WORK TO BE COMPLETED:
Leaving out the pictures, output each record exactly as it stands.

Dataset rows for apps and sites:
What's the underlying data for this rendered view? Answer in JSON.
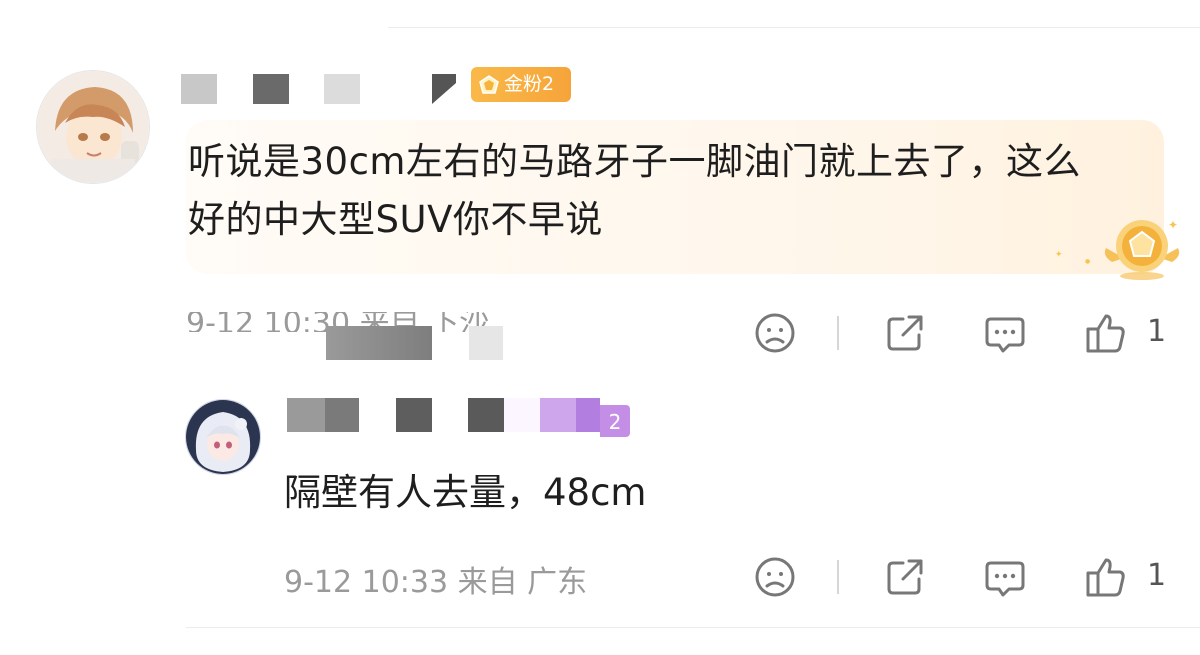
{
  "comment": {
    "badge_label": "金粉2",
    "text": "听说是30cm左右的马路牙子一脚油门就上去了，这么好的中大型SUV你不早说",
    "meta_partial": "9-12 10:30 来自 下沙",
    "like_count": "1",
    "icons": [
      "frown-icon",
      "share-icon",
      "comment-icon",
      "thumbs-up-icon"
    ]
  },
  "reply": {
    "badge_level": "2",
    "text": "隔壁有人去量，48cm",
    "meta": "9-12 10:33 来自 广东",
    "like_count": "1",
    "icons": [
      "frown-icon",
      "share-icon",
      "comment-icon",
      "thumbs-up-icon"
    ]
  },
  "colors": {
    "gold_badge": "#f7ae40",
    "bubble": "#fff6ea",
    "purple_badge": "#c58ee6",
    "meta_text": "#9a9a9a"
  }
}
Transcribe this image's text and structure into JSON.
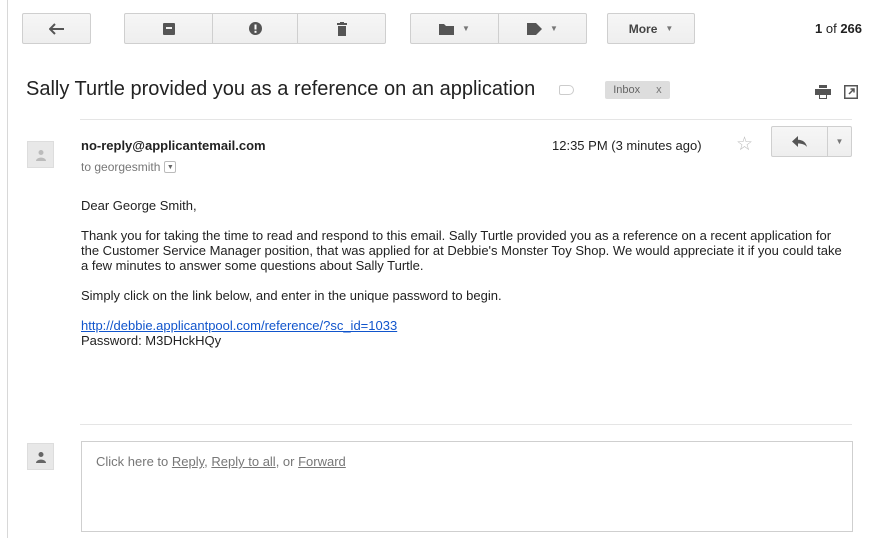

RESPONSE TO THIS TASK:
What's the underlying data for this rendered view? Answer in JSON.
{
  "comment": {
    "badge_label": "金粉2",
    "text": "听说是30cm左右的马路牙子一脚油门就上去了，这么好的中大型SUV你不早说",
    "meta_partial": "9-12 10:30 来自 下沙",
    "like_count": "1",
    "icons": [
      "frown-icon",
      "share-icon",
      "comment-icon",
      "thumbs-up-icon"
    ]
  },
  "reply": {
    "badge_level": "2",
    "text": "隔壁有人去量，48cm",
    "meta": "9-12 10:33 来自 广东",
    "like_count": "1",
    "icons": [
      "frown-icon",
      "share-icon",
      "comment-icon",
      "thumbs-up-icon"
    ]
  },
  "colors": {
    "gold_badge": "#f7ae40",
    "bubble": "#fff6ea",
    "purple_badge": "#c58ee6",
    "meta_text": "#9a9a9a"
  }
}
Transcribe this image's text and structure into JSON.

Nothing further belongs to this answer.